05/23/2012 3:39PM

New York fires back at Thoroughbred Retirement Foundation


In its latest legal salvo against the Thoroughbred Retirement Foundation, the office of New York attorney general Eric Schneiderman on Tuesday filed new documents, including affidavits from current and former TRF employees, to support its allegations that the nation’s largest racehorse retirement charity neglected horses in its care.

The filings in New York’s state Supreme Court were part of Schneiderman’s memorandum of law opposing a TRF motion to dismiss the case. They represent some of the most detailed allegations to date since the TRF first came under fire in March 2011, when the New York Times published an article that prompted the attorney general’s year-long investigation of the Saratoga Springs-based charity. Schneiderman filed suit to remove the TRF’s board of directors earlier this month.

Among the affidavits are statements from Anne Lear, who manages TRF satellite facility Shaffer Farm in Virginia and said: “It is clear to me that horses under TRF’s care at certain other satellite facilities are not being adequately nourished or properly cared for. It appears evident that when the condition of certain horses at other TRF farms becomes dire, TRF transfers them to my farm, which I am proud to say is where their condition can be improved and they can be well taken care of.”

Lear and former TRF herd manager Julie Walawender, in a separate statement, also allege that the TRF delayed eight months in removing horses from the Detweiler Farm in Kentucky. In her affidavit, the veterinarian Stacy Huntington, who examined the facility for the TRF in March 2011, said she found three horses with Henneke body score ratings of 2.5 or lower, a rating that puts them between “thin” and “very thin.”

Diana Pikulski, the TRF’s director of external affairs, said Wednesday that Huntington initially advised TRF that Detweiler Farm would be sufficiently able to care for horses under closer supervision and that it did so under supervision by TRF employee Sara Davenport. The horses ultimately were relocated, Pikulski said, when Davenport became dissatisfied on one of her regular farm visits with the condition of “a small group” in that herd.

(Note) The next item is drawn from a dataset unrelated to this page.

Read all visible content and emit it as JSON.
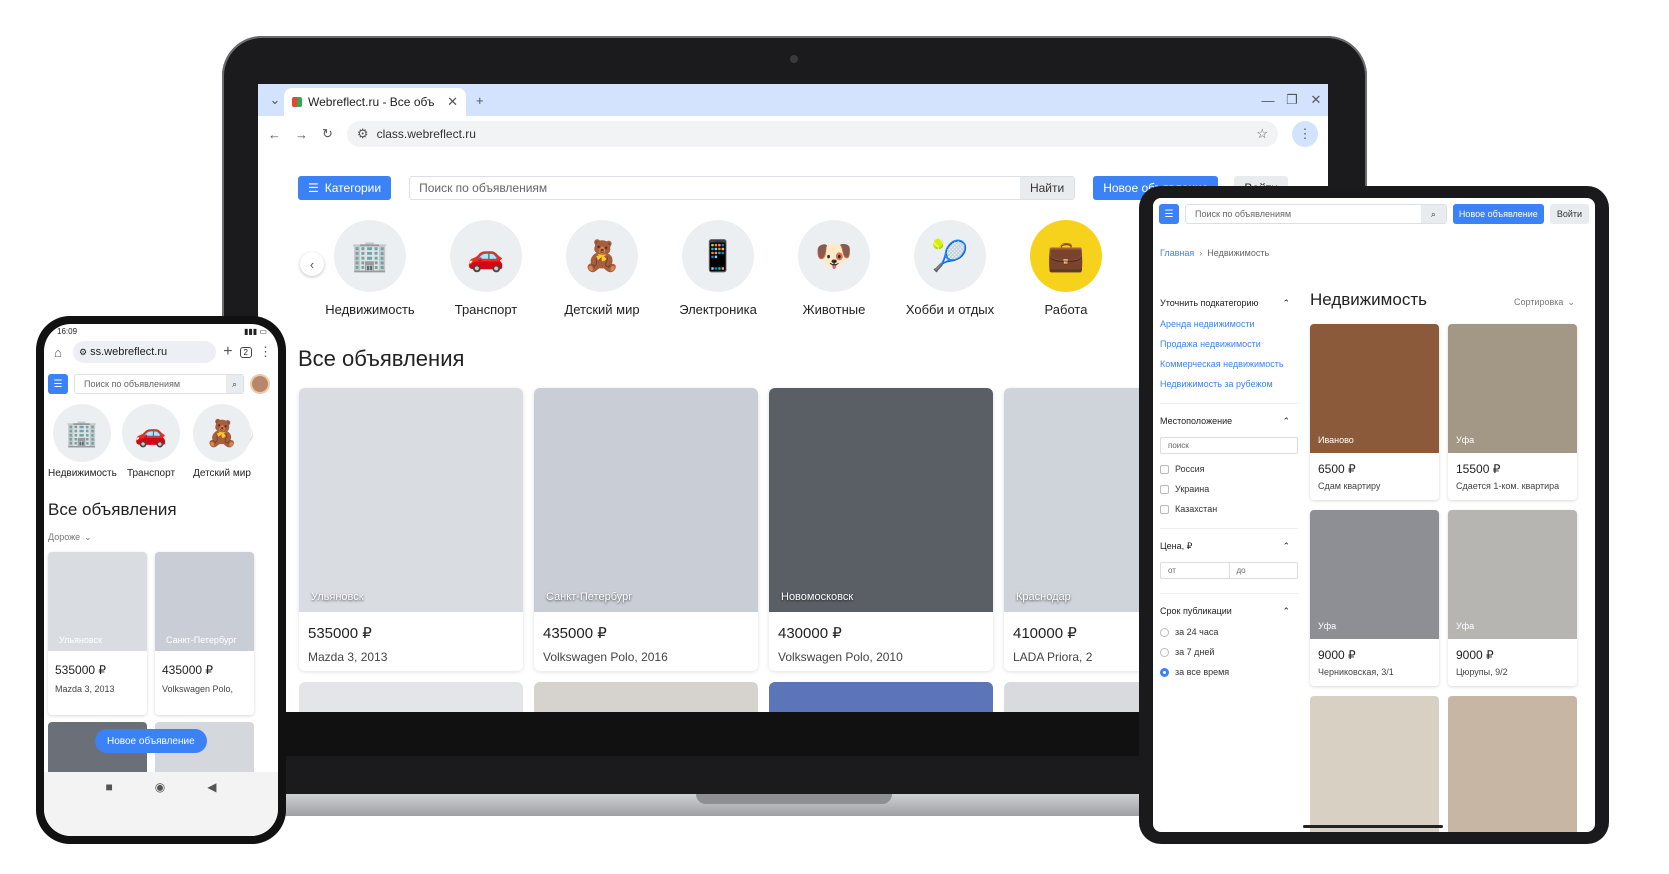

“People will testify, and that’s when the truth will come out,” said Pikulski said of the litigation.

Schneiderman’s memorandum also dismisses an earlier TRF filing of general veterinary reports from 19 satellite facilities. “These reports, and their seeming unanimity, are not creditable,” the attorney general’s memorandum said. “They are proffered by farms financially beholden to TRF,” the filing noted.

Tuesday’s filing also included an affidavit from Suzanne Peugeot, who adopted one of her family’s horses, 28-year-old Apres Coup, when the horse’s condition allegedly deteriorated at the TRF’s Wallkill, N.Y., facility, to a Henneke rating of 1, or “poor.” At a new facility, Peugeot stated, the mare had rebounded three months later to a 3.5 rating, or between “thin” and “moderately thin.”

TRF attorney Barry Ostrager, who also is president of the New York Thoroughbred Breeders, disputed the attorney general’s allegations in a statement issued Wednesday afternoon.

Ostrager called the prosecution of the case “an astonishing misallocation of scarce state resources because (a) the evidence shows that substantial numbers of horses in the TRF herd are out living the normal life expectancy of thoroughbred horses by a decade which is proof positive that the TRF herd is receiving proper care as two dozen veterinarian statements attest; (b) although the TRF disputes that there as many as a handful of horses about which there is anecdotal evidence of mistreatment, there are 1,100 other horses in the herd that have been saved by the TRF from slaughter or neglect; and (c) there is simply no precedent for removing honest directors of a charitable organization that have contributed hundreds of thousands of dollars of their own money and thousands of hours of their time toward a worthwhile charitable endeavor. I would have thought that the AG’s office would have better things to do with its time than persecute this nationally respected charity.”